• [WORK TASK]
From the material below, return every line that includes "Font".
-*-
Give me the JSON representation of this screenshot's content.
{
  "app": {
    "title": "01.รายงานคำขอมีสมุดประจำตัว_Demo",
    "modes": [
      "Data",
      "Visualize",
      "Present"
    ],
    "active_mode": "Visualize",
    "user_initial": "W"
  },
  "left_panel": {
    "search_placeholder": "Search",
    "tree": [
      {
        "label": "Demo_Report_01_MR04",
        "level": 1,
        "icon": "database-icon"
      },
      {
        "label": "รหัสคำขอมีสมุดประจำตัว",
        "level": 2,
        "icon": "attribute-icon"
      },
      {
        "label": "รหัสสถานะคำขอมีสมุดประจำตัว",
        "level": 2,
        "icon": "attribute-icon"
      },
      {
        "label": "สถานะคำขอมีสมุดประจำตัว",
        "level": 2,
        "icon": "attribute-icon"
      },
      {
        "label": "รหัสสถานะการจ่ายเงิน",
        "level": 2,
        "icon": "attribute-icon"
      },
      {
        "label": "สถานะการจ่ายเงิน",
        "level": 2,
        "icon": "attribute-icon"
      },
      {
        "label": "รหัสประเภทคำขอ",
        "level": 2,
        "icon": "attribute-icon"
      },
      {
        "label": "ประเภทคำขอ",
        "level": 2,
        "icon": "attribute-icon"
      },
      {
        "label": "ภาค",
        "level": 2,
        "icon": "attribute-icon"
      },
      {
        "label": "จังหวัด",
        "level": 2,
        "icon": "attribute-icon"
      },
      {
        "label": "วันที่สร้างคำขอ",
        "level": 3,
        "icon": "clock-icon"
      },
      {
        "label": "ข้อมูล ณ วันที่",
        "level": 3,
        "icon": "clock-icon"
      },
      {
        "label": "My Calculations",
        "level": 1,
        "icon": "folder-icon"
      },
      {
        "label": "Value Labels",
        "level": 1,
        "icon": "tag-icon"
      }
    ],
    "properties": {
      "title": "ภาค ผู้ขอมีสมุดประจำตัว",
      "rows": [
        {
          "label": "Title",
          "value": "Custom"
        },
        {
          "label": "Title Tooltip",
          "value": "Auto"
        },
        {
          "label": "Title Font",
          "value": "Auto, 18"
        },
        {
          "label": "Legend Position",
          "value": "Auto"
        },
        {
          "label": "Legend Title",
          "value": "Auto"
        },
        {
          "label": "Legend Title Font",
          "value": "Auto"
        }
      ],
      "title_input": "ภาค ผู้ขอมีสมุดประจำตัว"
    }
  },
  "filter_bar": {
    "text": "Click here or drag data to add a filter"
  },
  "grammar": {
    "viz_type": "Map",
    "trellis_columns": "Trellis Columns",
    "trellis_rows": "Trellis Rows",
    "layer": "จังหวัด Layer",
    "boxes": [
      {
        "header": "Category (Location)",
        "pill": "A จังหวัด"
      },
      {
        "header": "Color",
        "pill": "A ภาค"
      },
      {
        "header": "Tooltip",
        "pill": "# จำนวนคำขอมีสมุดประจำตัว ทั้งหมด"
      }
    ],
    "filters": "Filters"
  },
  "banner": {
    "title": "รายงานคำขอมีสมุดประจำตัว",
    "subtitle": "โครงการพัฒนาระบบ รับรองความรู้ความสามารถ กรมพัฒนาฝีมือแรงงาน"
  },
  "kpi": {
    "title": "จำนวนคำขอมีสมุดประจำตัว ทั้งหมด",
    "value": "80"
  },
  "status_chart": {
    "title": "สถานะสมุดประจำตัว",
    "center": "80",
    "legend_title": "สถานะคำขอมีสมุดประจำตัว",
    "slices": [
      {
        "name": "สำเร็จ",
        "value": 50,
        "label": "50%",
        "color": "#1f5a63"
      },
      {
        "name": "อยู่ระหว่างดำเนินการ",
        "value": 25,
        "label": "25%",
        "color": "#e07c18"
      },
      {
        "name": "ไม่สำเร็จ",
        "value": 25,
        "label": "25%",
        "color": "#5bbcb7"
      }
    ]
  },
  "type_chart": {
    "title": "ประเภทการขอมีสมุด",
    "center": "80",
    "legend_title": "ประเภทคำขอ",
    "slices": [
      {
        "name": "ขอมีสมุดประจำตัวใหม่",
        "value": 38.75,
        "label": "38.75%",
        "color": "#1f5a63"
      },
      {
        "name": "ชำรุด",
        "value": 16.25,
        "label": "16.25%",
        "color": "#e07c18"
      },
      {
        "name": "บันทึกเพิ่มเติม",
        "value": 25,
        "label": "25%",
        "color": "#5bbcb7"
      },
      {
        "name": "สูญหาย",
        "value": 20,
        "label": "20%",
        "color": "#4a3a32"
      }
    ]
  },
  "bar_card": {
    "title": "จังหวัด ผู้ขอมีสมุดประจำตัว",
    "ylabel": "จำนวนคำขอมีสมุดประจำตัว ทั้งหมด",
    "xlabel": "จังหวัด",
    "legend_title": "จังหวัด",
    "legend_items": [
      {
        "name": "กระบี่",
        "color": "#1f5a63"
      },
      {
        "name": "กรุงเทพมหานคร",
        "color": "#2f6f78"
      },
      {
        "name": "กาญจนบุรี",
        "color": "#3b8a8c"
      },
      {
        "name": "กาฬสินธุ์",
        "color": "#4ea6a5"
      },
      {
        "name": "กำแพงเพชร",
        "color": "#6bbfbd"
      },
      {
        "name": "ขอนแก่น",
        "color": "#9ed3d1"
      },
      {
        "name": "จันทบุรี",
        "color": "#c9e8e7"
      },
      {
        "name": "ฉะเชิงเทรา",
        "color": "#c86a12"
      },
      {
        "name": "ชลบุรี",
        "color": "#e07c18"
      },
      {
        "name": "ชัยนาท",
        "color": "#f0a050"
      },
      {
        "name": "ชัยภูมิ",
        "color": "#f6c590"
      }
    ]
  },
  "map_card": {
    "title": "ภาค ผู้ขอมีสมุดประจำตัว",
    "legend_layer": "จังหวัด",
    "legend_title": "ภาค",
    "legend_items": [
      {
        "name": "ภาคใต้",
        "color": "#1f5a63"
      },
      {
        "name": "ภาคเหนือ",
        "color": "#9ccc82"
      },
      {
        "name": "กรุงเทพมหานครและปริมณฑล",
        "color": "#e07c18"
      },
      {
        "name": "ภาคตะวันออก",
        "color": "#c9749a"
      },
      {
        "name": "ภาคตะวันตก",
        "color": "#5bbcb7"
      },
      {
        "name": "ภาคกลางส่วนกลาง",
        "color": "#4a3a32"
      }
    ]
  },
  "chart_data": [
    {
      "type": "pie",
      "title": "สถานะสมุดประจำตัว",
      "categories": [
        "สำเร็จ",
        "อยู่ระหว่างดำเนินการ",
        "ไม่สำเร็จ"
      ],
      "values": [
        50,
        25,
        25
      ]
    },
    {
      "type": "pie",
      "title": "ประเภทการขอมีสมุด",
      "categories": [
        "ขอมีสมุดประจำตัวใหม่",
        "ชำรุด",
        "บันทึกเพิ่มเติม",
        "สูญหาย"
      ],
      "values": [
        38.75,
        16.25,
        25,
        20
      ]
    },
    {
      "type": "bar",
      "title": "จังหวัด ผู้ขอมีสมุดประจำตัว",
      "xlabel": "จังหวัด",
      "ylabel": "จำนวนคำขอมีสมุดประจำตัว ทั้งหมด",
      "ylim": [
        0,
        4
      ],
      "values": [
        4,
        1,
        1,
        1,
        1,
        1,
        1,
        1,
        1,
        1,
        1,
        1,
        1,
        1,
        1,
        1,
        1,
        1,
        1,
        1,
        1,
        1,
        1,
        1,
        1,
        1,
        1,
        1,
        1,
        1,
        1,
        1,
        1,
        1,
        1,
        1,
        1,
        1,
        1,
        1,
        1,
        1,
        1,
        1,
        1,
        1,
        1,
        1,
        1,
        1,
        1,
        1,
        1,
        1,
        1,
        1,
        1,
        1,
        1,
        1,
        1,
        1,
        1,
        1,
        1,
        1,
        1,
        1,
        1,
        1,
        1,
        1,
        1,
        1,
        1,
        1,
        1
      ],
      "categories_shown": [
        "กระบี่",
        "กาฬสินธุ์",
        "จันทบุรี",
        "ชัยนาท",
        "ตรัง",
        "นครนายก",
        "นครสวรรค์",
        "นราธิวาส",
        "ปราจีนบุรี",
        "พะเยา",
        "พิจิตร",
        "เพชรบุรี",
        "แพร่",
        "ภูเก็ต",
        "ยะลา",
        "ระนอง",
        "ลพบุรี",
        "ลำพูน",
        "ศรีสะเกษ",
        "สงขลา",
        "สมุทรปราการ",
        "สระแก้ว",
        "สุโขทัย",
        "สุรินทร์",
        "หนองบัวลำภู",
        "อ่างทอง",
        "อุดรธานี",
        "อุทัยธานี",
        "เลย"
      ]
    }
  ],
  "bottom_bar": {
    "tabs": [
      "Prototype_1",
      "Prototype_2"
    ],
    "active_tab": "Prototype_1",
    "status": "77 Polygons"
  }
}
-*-
• [REPLY TO THE EXERCISE]
          "label": "Title Font",
          "label": "Legend Title Font",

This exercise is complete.